July 1861 was hot and humid in Northern Virginia, and Sunday the 21st was sultry enough to be oppressively uncomfortable as the war’s first major battle unfolded along the swales surrounding Bull Run. Several hundred civilians living in and around Washington DC rented carriages or buggies to witness what many thought would be a resounding Union victory. Most of the civilians took up places along a ridge line about one mile north of the Stone Bridge that carried the Warrenton Pike across Bull Run.
Amongst the throng of gawkers were scores of U.S. congressmen.

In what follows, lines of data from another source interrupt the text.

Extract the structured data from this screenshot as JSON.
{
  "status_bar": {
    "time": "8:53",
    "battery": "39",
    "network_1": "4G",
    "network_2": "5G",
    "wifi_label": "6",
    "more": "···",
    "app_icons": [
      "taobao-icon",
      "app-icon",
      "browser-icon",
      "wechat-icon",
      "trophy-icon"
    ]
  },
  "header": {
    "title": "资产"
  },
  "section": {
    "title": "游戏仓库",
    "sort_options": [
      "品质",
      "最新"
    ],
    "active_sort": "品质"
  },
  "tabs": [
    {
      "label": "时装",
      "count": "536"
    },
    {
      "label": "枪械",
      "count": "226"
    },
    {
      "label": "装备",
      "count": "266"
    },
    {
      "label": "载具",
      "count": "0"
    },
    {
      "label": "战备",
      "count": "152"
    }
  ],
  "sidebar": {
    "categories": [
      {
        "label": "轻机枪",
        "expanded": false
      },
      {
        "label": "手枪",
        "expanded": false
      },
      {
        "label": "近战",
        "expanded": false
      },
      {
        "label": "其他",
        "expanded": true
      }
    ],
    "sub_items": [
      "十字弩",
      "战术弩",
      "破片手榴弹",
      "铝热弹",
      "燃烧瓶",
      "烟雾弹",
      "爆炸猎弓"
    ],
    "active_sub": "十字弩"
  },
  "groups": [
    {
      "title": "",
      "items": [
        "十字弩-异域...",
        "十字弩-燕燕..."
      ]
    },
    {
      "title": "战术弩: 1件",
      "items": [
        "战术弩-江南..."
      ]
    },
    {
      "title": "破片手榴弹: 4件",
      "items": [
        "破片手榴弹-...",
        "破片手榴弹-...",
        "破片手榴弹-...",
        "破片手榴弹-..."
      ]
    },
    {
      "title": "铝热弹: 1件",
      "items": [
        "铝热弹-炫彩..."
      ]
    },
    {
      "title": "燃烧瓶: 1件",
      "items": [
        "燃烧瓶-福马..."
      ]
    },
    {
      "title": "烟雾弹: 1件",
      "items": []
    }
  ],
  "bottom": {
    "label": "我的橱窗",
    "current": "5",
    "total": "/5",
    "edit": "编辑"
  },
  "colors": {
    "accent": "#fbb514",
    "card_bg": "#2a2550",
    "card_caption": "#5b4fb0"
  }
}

Little of the fighting could be seen through the summer haze and battlefield smoke, but all knew from the din of battle that a major clash was underway south of Bull Run.
Few ventured to the Stone Bridge, but those who did could see the flashes of muskets and belching artillery pieces through the white billows of smoke rolling across the ever becoming hallowed landscape a few miles west of the town of Manassas.
One congressman, Alfred Ely, of upstate New York, strolled down the Warrenton Pike across the bridge only to have a stray musket ball strike just in front of his feet. Rattled, the lawmaker dodged behind a tree by the bridge too scared to venture from cover as fleeing Yankees and Rebel musket fire began ripping into the stream’s gentle rapids. Soon, two Confederate officers emerged, and asked Ely,
“What state are you from?
“New York,” came Ely’s reply.
“Are you connected with the government?” the officers asked amidst the raging chaos.
“I am a Representative of the Government,” Ely told them.
The two officers took Ely’s pistol and grabbed him by the arm whisking him away to see Colonel E. B. Cash of the 8th South Carolina – a cantankerous old farmer who was in full battlefield froth by this time.
“You are a damn white livered soul,” Colonel Cash yelled at Ely. “I’ll blow your brains out on the spot!” he barked as he pointed the gun at Ely’s head. The New Yorker closed his eyes knowing this was his end.
But his doom sparred, as the two officers stopped Colonel Cash from killing Ely in cold blood and took him away.
Ely was most likely the first civilian prisoner of the Civil War. Alfred Ely would spend nearly six months in Richmond’s Libby Prison before he was exchanged in early 1862. That same year, D. Appleton and Co. of New York published his newly written Journal of Alfred Ely, which chronicled his experience at Bull Run and his time as a prisoner of war.